Political will remains a challenge and, with a conservative Federal Government elected in 2019, we need to build on efforts described here and strengthen coalitions to maintain campaigning in the current political environment. Future campaigning can focus on broader opportunities such as the recommendations of the 2018 Senate Select Committee into the Obesity Epidemic in Australia33 and the Federal Government announcement in August 2019 of the development of a long-term National Preventive Health Strategy.34

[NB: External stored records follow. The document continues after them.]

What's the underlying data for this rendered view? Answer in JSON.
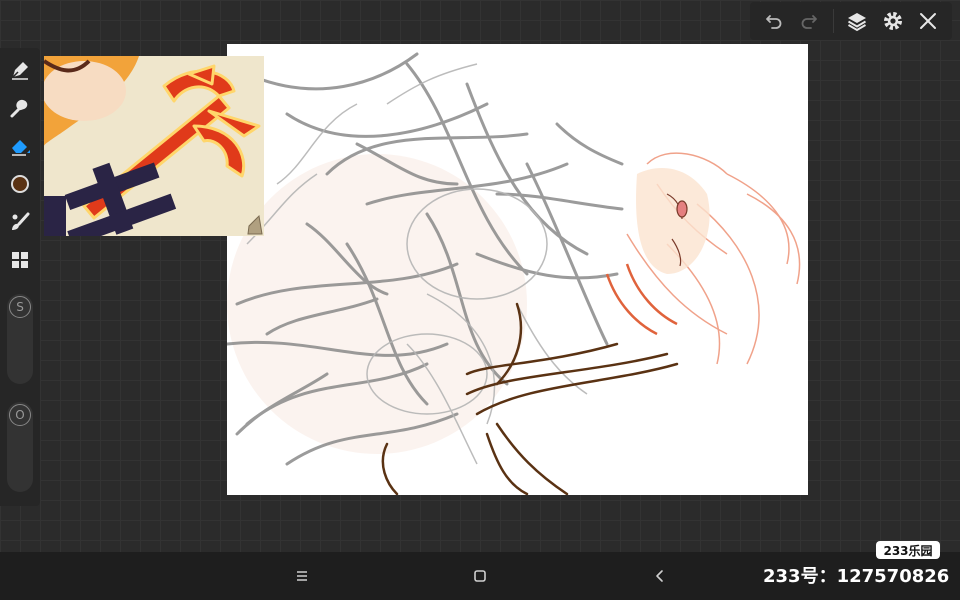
{
  "toolbar": {
    "icons": [
      "undo-icon",
      "redo-icon",
      "layers-icon",
      "settings-icon",
      "close-icon"
    ]
  },
  "tools": {
    "icons": [
      "pen-icon",
      "smudge-icon",
      "eraser-icon",
      "color-swatch",
      "brush-icon",
      "gallery-icon"
    ],
    "current_color": "#5a3213",
    "accent_color": "#1e9bff",
    "size_slider_label": "S",
    "opacity_slider_label": "O"
  },
  "navigation": {
    "icons": [
      "menu-icon",
      "home-icon",
      "back-icon"
    ]
  },
  "watermark": {
    "logo": "233乐园",
    "id_text": "233号：127570826"
  }
}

Civil society organisations are well placed to mobilise the media and public opinion in support of policies.35 CCNSW and OPC use the four strategies outlined by Huang et al. to create demand for policy action on food marketing to children. These strategies map to those described in the six key activities identified by Lyn et al36 and by Cullerton et al.10 The Cullerton conceptual model for influencing government nutrition policy lists enablers that are included in our campaign models: develop a clear, unified solution; reframe issues appealing to values and beliefs; amplify the frame; increase public will; and invest in relationships strategically.10 Our models do not include either a policy entrepreneur or policy champion, as described in the Cullerton model, but key staff of OPC and CCNSW could be considered policy entrepreneurs.
Continued campaigning as described here aims to prime the community, allow their voices to be heard, create a climate for change and facilitate political will for policy reform.
The authors would like to acknowledge all past and current staff and volunteers from OPC and CCNSW who contributed to the initiatives we have described.
Externally peer reviewed, invited.
© 2019 Watson and Martin. This work is licensed under a Creative Commons Attribution-NonCommercial-ShareAlike 4.0 International Licence, which allows others to redistribute, adapt and share this work non-commercially provided they attribute the work and any adapted version of it is distributed under the same Creative Commons licence terms.